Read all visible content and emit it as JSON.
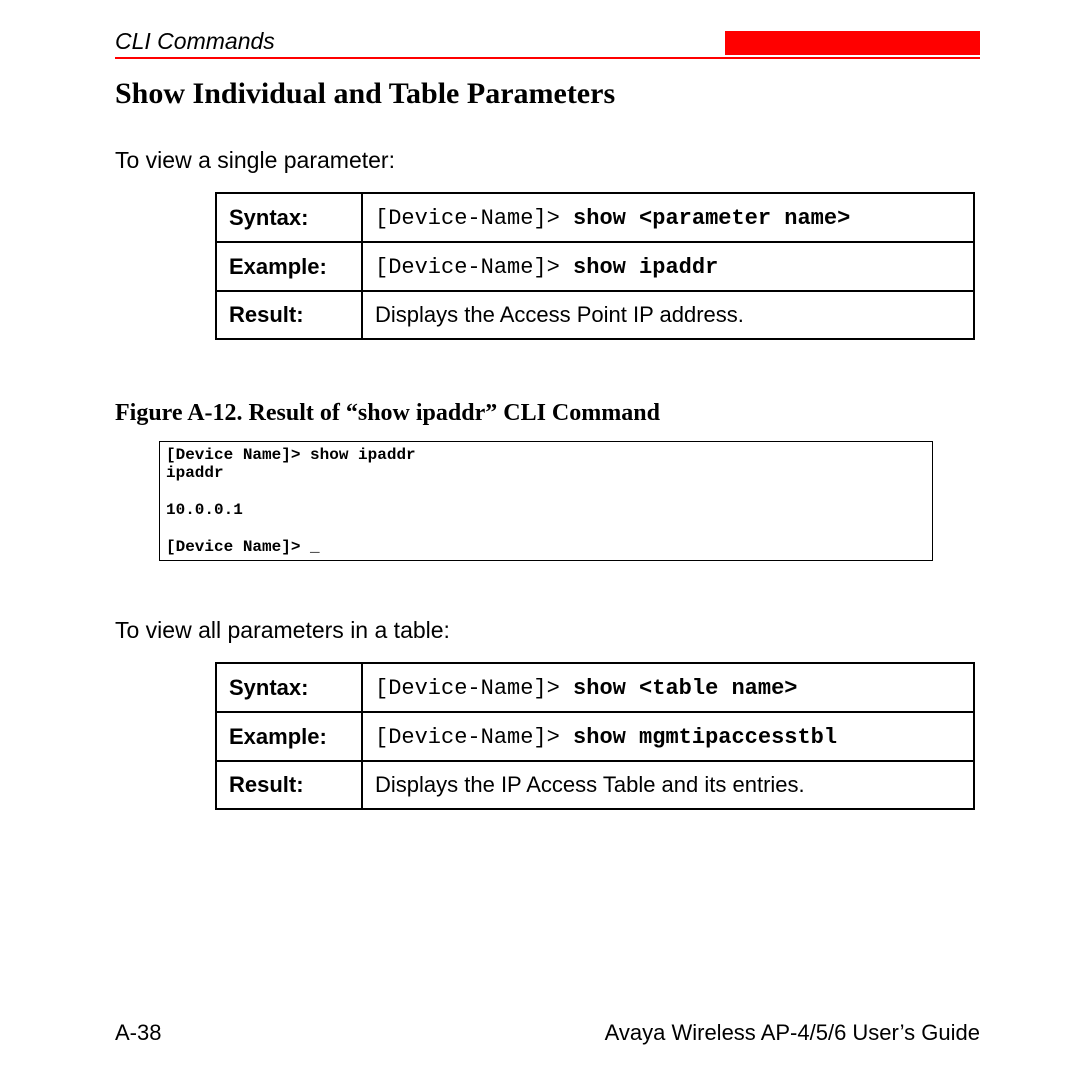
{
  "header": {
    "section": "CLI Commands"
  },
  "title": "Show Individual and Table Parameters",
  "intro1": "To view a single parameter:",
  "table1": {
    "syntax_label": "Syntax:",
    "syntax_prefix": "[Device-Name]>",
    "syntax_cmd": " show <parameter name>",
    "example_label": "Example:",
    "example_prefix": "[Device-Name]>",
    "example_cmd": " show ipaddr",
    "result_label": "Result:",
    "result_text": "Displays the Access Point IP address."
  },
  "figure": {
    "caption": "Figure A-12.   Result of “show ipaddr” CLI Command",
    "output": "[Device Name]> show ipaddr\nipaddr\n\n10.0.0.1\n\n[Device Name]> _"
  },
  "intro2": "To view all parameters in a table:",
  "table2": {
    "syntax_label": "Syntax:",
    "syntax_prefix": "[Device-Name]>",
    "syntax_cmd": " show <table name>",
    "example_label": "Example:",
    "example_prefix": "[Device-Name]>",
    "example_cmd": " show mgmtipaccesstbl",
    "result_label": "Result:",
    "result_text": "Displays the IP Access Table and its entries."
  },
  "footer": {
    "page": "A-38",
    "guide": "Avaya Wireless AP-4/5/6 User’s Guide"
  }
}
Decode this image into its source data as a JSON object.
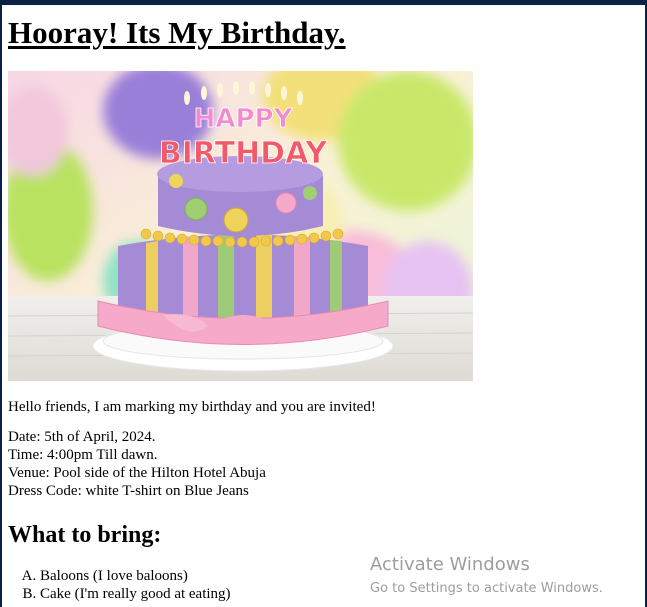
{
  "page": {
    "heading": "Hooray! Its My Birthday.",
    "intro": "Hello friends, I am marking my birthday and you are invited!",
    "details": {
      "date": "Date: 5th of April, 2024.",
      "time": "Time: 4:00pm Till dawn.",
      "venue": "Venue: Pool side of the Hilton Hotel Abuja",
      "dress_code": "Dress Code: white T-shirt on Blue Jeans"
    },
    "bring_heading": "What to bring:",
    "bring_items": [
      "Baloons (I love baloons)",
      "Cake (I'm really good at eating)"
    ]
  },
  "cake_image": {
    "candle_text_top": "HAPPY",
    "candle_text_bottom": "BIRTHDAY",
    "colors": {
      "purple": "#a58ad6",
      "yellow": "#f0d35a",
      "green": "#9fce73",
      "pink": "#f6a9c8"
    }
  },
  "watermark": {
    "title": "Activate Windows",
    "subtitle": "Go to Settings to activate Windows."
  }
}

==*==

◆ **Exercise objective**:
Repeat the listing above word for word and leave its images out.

◆ **Exercise output**:
Read all visible content and emit it as JSON.
{
  "header": {
    "section": "CLI Commands"
  },
  "title": "Show Individual and Table Parameters",
  "intro1": "To view a single parameter:",
  "table1": {
    "syntax_label": "Syntax:",
    "syntax_prefix": "[Device-Name]>",
    "syntax_cmd": " show <parameter name>",
    "example_label": "Example:",
    "example_prefix": "[Device-Name]>",
    "example_cmd": " show ipaddr",
    "result_label": "Result:",
    "result_text": "Displays the Access Point IP address."
  },
  "figure": {
    "caption": "Figure A-12.   Result of “show ipaddr” CLI Command",
    "output": "[Device Name]> show ipaddr\nipaddr\n\n10.0.0.1\n\n[Device Name]> _"
  },
  "intro2": "To view all parameters in a table:",
  "table2": {
    "syntax_label": "Syntax:",
    "syntax_prefix": "[Device-Name]>",
    "syntax_cmd": " show <table name>",
    "example_label": "Example:",
    "example_prefix": "[Device-Name]>",
    "example_cmd": " show mgmtipaccesstbl",
    "result_label": "Result:",
    "result_text": "Displays the IP Access Table and its entries."
  },
  "footer": {
    "page": "A-38",
    "guide": "Avaya Wireless AP-4/5/6 User’s Guide"
  }
}
Decode this image into its source data as a JSON object.
{
  "page": {
    "heading": "Hooray! Its My Birthday.",
    "intro": "Hello friends, I am marking my birthday and you are invited!",
    "details": {
      "date": "Date: 5th of April, 2024.",
      "time": "Time: 4:00pm Till dawn.",
      "venue": "Venue: Pool side of the Hilton Hotel Abuja",
      "dress_code": "Dress Code: white T-shirt on Blue Jeans"
    },
    "bring_heading": "What to bring:",
    "bring_items": [
      "Baloons (I love baloons)",
      "Cake (I'm really good at eating)"
    ]
  },
  "cake_image": {
    "candle_text_top": "HAPPY",
    "candle_text_bottom": "BIRTHDAY",
    "colors": {
      "purple": "#a58ad6",
      "yellow": "#f0d35a",
      "green": "#9fce73",
      "pink": "#f6a9c8"
    }
  },
  "watermark": {
    "title": "Activate Windows",
    "subtitle": "Go to Settings to activate Windows."
  }
}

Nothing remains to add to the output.